> **TRY IT**: When every entry has been read, print each one back exactly.

========================

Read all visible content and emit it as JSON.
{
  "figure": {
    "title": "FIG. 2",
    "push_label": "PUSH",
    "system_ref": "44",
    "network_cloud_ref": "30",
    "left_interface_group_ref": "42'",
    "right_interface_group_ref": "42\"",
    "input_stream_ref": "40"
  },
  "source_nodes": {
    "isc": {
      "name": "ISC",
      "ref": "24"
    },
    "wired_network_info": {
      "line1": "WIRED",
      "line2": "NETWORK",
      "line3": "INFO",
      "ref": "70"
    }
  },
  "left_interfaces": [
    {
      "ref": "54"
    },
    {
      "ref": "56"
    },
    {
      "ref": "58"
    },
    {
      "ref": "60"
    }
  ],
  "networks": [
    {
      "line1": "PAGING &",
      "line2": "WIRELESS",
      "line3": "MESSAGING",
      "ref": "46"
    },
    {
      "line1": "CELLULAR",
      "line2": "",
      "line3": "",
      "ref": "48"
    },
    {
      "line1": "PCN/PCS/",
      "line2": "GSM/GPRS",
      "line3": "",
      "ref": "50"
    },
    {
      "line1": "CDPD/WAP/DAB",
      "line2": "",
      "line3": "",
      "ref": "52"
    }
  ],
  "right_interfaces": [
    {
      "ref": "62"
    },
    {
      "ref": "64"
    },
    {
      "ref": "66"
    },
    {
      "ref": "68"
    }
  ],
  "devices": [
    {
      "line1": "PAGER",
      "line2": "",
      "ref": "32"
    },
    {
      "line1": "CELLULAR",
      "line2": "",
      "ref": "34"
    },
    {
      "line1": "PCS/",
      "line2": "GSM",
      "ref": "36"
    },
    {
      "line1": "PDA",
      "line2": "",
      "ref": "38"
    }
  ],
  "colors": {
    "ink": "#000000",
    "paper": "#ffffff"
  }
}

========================

> **RESULT BELOW**:
Read all visible content and emit it as JSON.
{
  "figure": {
    "title": "FIG. 2",
    "push_label": "PUSH",
    "system_ref": "44",
    "network_cloud_ref": "30",
    "left_interface_group_ref": "42'",
    "right_interface_group_ref": "42\"",
    "input_stream_ref": "40"
  },
  "source_nodes": {
    "isc": {
      "name": "ISC",
      "ref": "24"
    },
    "wired_network_info": {
      "line1": "WIRED",
      "line2": "NETWORK",
      "line3": "INFO",
      "ref": "70"
    }
  },
  "left_interfaces": [
    {
      "ref": "54"
    },
    {
      "ref": "56"
    },
    {
      "ref": "58"
    },
    {
      "ref": "60"
    }
  ],
  "networks": [
    {
      "line1": "PAGING &",
      "line2": "WIRELESS",
      "line3": "MESSAGING",
      "ref": "46"
    },
    {
      "line1": "CELLULAR",
      "line2": "",
      "line3": "",
      "ref": "48"
    },
    {
      "line1": "PCN/PCS/",
      "line2": "GSM/GPRS",
      "line3": "",
      "ref": "50"
    },
    {
      "line1": "CDPD/WAP/DAB",
      "line2": "",
      "line3": "",
      "ref": "52"
    }
  ],
  "right_interfaces": [
    {
      "ref": "62"
    },
    {
      "ref": "64"
    },
    {
      "ref": "66"
    },
    {
      "ref": "68"
    }
  ],
  "devices": [
    {
      "line1": "PAGER",
      "line2": "",
      "ref": "32"
    },
    {
      "line1": "CELLULAR",
      "line2": "",
      "ref": "34"
    },
    {
      "line1": "PCS/",
      "line2": "GSM",
      "ref": "36"
    },
    {
      "line1": "PDA",
      "line2": "",
      "ref": "38"
    }
  ],
  "colors": {
    "ink": "#000000",
    "paper": "#ffffff"
  }
}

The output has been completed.